SOPA and PIPA supporters argue that prophecies of a broken Internet are overblown. Cary Sherman, CEO of the Recording Industry Association of America, writes that SOPA clearly defines infringing sites based on Supreme Court holdings and the Digital Millenium Copyright Act, and requires rights holders to follow a strict set of rules when trying to get payment cut off to an infringing site. False claims, Sherman argues, "can result in damages, including costs and attorneys' fees."
Sherman also points out that previous actions against infringing sites, such as the MGM vs. Grokster case in 2005, triggered similar doomsday predictions from the tech industry, yet digital music innovation has flourished since then.
Who's for SOPA and PIPA, and Who's Against?
Representative Lamar Smith (R-Texas) is the author of SOPA, which is backed by 31 cosponsors in the House. Senator Patrick Leahy (D-Vermont) wrote PIPA, which has 40 cosponsors in the Senate. ProPublica has a visualized list of supporters in both the House and Senate.
The White House has expressed concerns about the bills in their current state, writing in a statement that "any effective legislation should reflect a wide range of stakeholders, including everyone from content creators to the engineers that build and maintain the infrastructure of the Internet."
As for outside parties, the list of SOPA supporters consists mostly of media companies, including record labels, TV networks, movie studios, and book publishers. Some companies with an interest in fighting sales of other counterfeit goods, such as beauty-product maker Revlon and pharmaceutical company Pfizer, also appear on the list.
Opposition to SOPA and PIPA is strong in the tech sector. An open letter to Washington speaking out against the legislation was signed by founders of Craigslist, eBay, Google, Mozilla, Twitter, and Wikipedia, among others.

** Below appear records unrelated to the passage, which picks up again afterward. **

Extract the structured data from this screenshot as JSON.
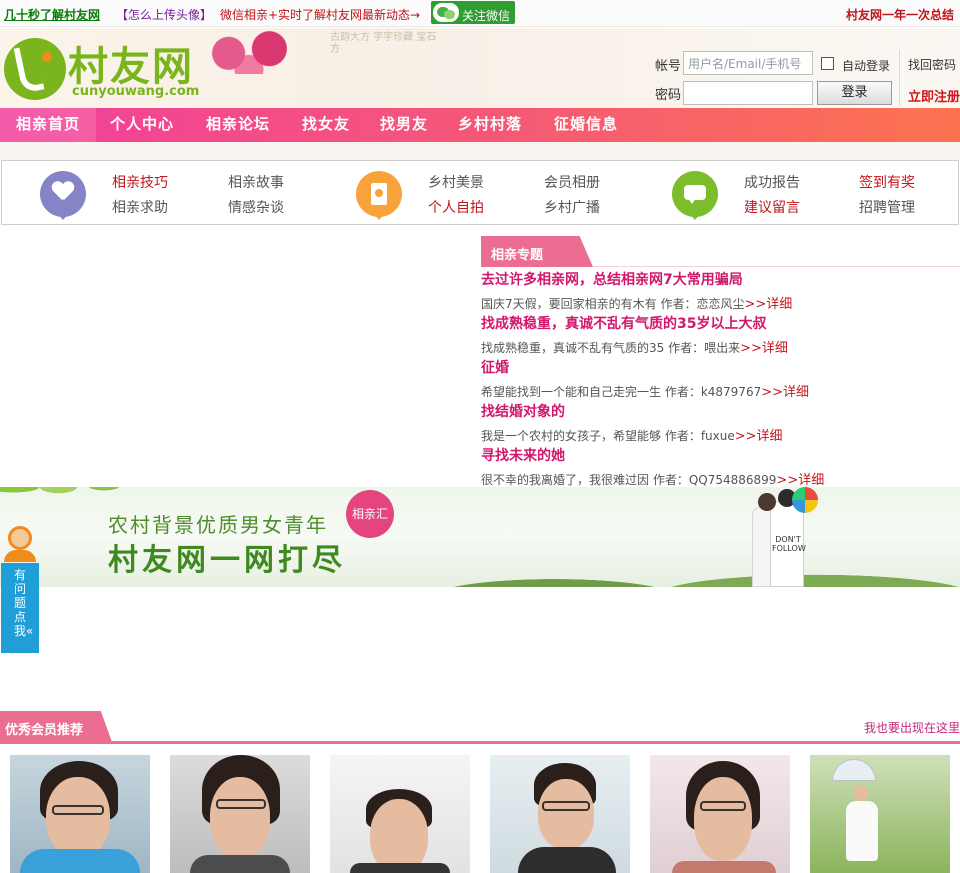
{
  "topbar": {
    "learn_link": "几十秒了解村友网",
    "upload_link": "【怎么上传头像】",
    "wechat_text": "微信相亲+实时了解村友网最新动态→",
    "wechat_button": "关注微信",
    "summary_link": "村友网一年一次总结"
  },
  "header": {
    "logo_text": "村友网",
    "logo_url": "cunyouwang.com",
    "calligraphy": "古韵大方 字字珍藏 宝石方",
    "login": {
      "account_label": "帐号",
      "account_placeholder": "用户名/Email/手机号",
      "password_label": "密码",
      "auto_login": "自动登录",
      "find_password": "找回密码",
      "login_button": "登录",
      "register": "立即注册"
    }
  },
  "nav": {
    "items": [
      "相亲首页",
      "个人中心",
      "相亲论坛",
      "找女友",
      "找男友",
      "乡村村落",
      "征婚信息"
    ]
  },
  "quick_links": {
    "group1": [
      "相亲技巧",
      "相亲故事",
      "相亲求助",
      "情感杂谈"
    ],
    "group2": [
      "乡村美景",
      "会员相册",
      "个人自拍",
      "乡村广播"
    ],
    "group3": [
      "成功报告",
      "签到有奖",
      "建议留言",
      "招聘管理"
    ]
  },
  "feature": {
    "heading": "相亲专题",
    "more_label": ">>详细",
    "articles": [
      {
        "title": "去过许多相亲网，总结相亲网7大常用骗局",
        "desc": "国庆7天假，要回家相亲的有木有 作者：恋恋风尘"
      },
      {
        "title": "找成熟稳重，真诚不乱有气质的35岁以上大叔",
        "desc": "找成熟稳重，真诚不乱有气质的35 作者：喂出来"
      },
      {
        "title": "征婚",
        "desc": "希望能找到一个能和自己走完一生 作者：k4879767"
      },
      {
        "title": "找结婚对象的",
        "desc": "我是一个农村的女孩子，希望能够 作者：fuxue"
      },
      {
        "title": "寻找未来的她",
        "desc": "很不幸的我离婚了，我很难过因 作者：QQ754886899"
      }
    ]
  },
  "banner": {
    "subtitle": "农村背景优质男女青年",
    "main": "村友网一网打尽",
    "badge": "相亲汇",
    "shirt_text": "DON'T FOLLOW"
  },
  "help_tab": {
    "text": "有问题点我«"
  },
  "members": {
    "heading": "优秀会员推荐",
    "more": "我也要出现在这里",
    "photos": [
      "member-photo-1",
      "member-photo-2",
      "member-photo-3",
      "member-photo-4",
      "member-photo-5",
      "member-photo-6"
    ]
  },
  "colors": {
    "nav_gradient_start": "#f23f9c",
    "nav_gradient_end": "#fd7350",
    "accent_pink": "#ec6d92",
    "title_pink": "#d1186d",
    "link_red": "#c4161c",
    "logo_green": "#7ab51d"
  }
}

In the middle are companies at the intersection of media and technology. Many video game publishers have stayed silent on the matter while their trade group, the Entertainment Software Association, supports the bills. The Business Software Alliance originally supported the bill, but withdrew its support after deciding that the legislation went too far. As for Apple and Microsoft, which are both BSA members, the former has not come out publicly for or against SOPA or PIPA, while the latter now says that it opposes SOPA "as currently drafted."
Where Are SOPA and PIPA Now?
Both bills have taken a hit in the last week, as their authors have decided to remove the provisions that require Internet service providers to block the domain names of infringing sites. SOPA, which has yet to pass out of the House Judiciary Committee, is reportedly stalled, as lawmakers continue to work on the bill. Representative Darrell Issa (R-California) has proposed an alternative bill that is far more narrow in its focus.
Voting on PIPA, however, is scheduled to begin in the Senate on January 24.
UPDATE: (2pm ET 1/18) Now two U.S. Senators are withdrawing their sponsorships of PIPA. Sen. Marco Rubio, of Florida, wrote on Facebook that although he has a strong interest in stopping piracy, "we must do this while simultaneously promoting an open, dynamic Internet environment that is ripe for innovation and promotes new technologies." Senator Roy Blunt, of Missouri, also bailed on the bill, writing on Facebook that "the Protect IP Act is flawed as it stands today, and I cannot support it moving forward."